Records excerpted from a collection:
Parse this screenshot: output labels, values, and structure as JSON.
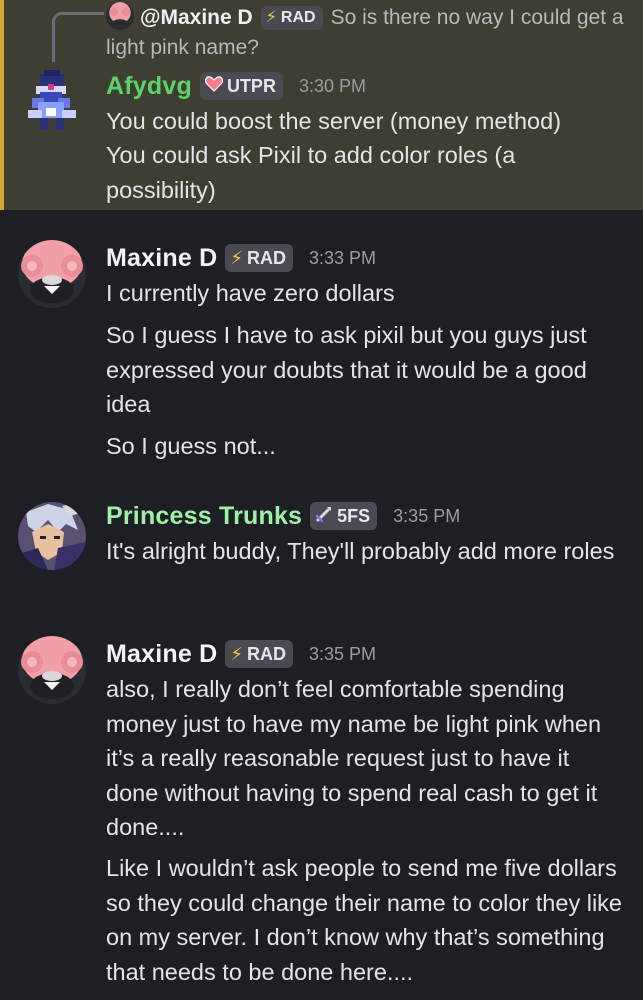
{
  "colors": {
    "background": "#1e1f24",
    "highlight_bg": "#3f3e32",
    "highlight_bar": "#d8a634",
    "afydvg_name": "#5cd36a",
    "trunks_name": "#9df0a6",
    "default_name": "#f3f4f6"
  },
  "reply": {
    "author": "@Maxine D",
    "badge_icon": "⚡",
    "badge": "RAD",
    "text": "So is there no way I could get a light pink name?"
  },
  "messages": [
    {
      "author": "Afydvg",
      "badge_icon": "heart-icon",
      "badge": "UTPR",
      "time": "3:30 PM",
      "lines": [
        "You could boost the server (money method)",
        "You could ask Pixil to add color roles (a possibility)"
      ]
    },
    {
      "author": "Maxine D",
      "badge_icon": "⚡",
      "badge": "RAD",
      "time": "3:33 PM",
      "lines": [
        "I currently have zero dollars",
        "So I guess I have to ask pixil but you guys just expressed your doubts that it would be a good idea",
        "So I guess not..."
      ]
    },
    {
      "author": "Princess Trunks",
      "badge_icon": "sword-icon",
      "badge": "5FS",
      "time": "3:35 PM",
      "lines": [
        "It's alright buddy, They'll probably add more roles"
      ]
    },
    {
      "author": "Maxine D",
      "badge_icon": "⚡",
      "badge": "RAD",
      "time": "3:35 PM",
      "lines": [
        "also, I really don’t feel comfortable spending money just to have my name be light pink when it’s a really reasonable request just to have it done without having to spend real cash to get it done....",
        "Like I wouldn’t ask people to send me five dollars so they could change their name to color they like on my server. I don’t know why that’s something that needs to be done here...."
      ]
    }
  ]
}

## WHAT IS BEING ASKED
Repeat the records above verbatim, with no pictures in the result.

## EXERCISE OUTPUT
Parse this screenshot: output labels, values, and structure as JSON.
{
  "colors": {
    "background": "#1e1f24",
    "highlight_bg": "#3f3e32",
    "highlight_bar": "#d8a634",
    "afydvg_name": "#5cd36a",
    "trunks_name": "#9df0a6",
    "default_name": "#f3f4f6"
  },
  "reply": {
    "author": "@Maxine D",
    "badge_icon": "⚡",
    "badge": "RAD",
    "text": "So is there no way I could get a light pink name?"
  },
  "messages": [
    {
      "author": "Afydvg",
      "badge_icon": "heart-icon",
      "badge": "UTPR",
      "time": "3:30 PM",
      "lines": [
        "You could boost the server (money method)",
        "You could ask Pixil to add color roles (a possibility)"
      ]
    },
    {
      "author": "Maxine D",
      "badge_icon": "⚡",
      "badge": "RAD",
      "time": "3:33 PM",
      "lines": [
        "I currently have zero dollars",
        "So I guess I have to ask pixil but you guys just expressed your doubts that it would be a good idea",
        "So I guess not..."
      ]
    },
    {
      "author": "Princess Trunks",
      "badge_icon": "sword-icon",
      "badge": "5FS",
      "time": "3:35 PM",
      "lines": [
        "It's alright buddy, They'll probably add more roles"
      ]
    },
    {
      "author": "Maxine D",
      "badge_icon": "⚡",
      "badge": "RAD",
      "time": "3:35 PM",
      "lines": [
        "also, I really don’t feel comfortable spending money just to have my name be light pink when it’s a really reasonable request just to have it done without having to spend real cash to get it done....",
        "Like I wouldn’t ask people to send me five dollars so they could change their name to color they like on my server. I don’t know why that’s something that needs to be done here...."
      ]
    }
  ]
}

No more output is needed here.